### WHAT TO DO:
Below are records; copy every line among them that contains the word "sejumlah".
----------------------------------------
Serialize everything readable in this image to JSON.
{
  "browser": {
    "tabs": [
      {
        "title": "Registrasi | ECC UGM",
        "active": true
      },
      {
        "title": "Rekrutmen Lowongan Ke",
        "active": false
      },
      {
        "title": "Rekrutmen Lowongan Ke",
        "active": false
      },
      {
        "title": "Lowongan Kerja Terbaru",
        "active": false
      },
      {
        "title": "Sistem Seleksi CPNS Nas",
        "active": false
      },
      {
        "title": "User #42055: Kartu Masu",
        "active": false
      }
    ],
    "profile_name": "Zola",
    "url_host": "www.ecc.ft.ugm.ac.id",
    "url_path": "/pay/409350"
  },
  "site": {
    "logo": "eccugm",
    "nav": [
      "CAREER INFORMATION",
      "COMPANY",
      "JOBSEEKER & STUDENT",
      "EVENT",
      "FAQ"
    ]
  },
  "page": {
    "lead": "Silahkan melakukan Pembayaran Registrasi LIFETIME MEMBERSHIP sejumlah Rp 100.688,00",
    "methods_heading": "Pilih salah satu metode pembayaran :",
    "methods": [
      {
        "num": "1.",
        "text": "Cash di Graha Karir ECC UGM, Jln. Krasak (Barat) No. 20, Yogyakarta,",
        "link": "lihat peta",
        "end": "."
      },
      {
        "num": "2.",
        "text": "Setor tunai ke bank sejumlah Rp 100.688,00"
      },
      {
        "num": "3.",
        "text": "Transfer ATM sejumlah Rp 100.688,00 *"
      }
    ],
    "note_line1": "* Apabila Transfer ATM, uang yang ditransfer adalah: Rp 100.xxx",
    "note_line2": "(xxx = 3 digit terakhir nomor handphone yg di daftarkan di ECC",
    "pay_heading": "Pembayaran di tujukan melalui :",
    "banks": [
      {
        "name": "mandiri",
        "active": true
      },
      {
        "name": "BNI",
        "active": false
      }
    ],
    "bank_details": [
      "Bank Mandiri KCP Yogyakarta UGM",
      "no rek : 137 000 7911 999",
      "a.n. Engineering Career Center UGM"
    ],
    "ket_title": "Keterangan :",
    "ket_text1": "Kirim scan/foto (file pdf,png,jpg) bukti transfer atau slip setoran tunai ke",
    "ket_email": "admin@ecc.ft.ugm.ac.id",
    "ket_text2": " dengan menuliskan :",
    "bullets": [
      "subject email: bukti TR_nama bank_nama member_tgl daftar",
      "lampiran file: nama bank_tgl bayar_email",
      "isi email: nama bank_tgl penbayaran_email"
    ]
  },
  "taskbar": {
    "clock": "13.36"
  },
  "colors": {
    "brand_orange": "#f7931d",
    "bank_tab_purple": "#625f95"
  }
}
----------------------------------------
### ANSWER TO THIS EXERCISE:
    "lead": "Silahkan melakukan Pembayaran Registrasi LIFETIME MEMBERSHIP sejumlah Rp 100.688,00",
        "text": "Setor tunai ke bank sejumlah Rp 100.688,00"
        "text": "Transfer ATM sejumlah Rp 100.688,00 *"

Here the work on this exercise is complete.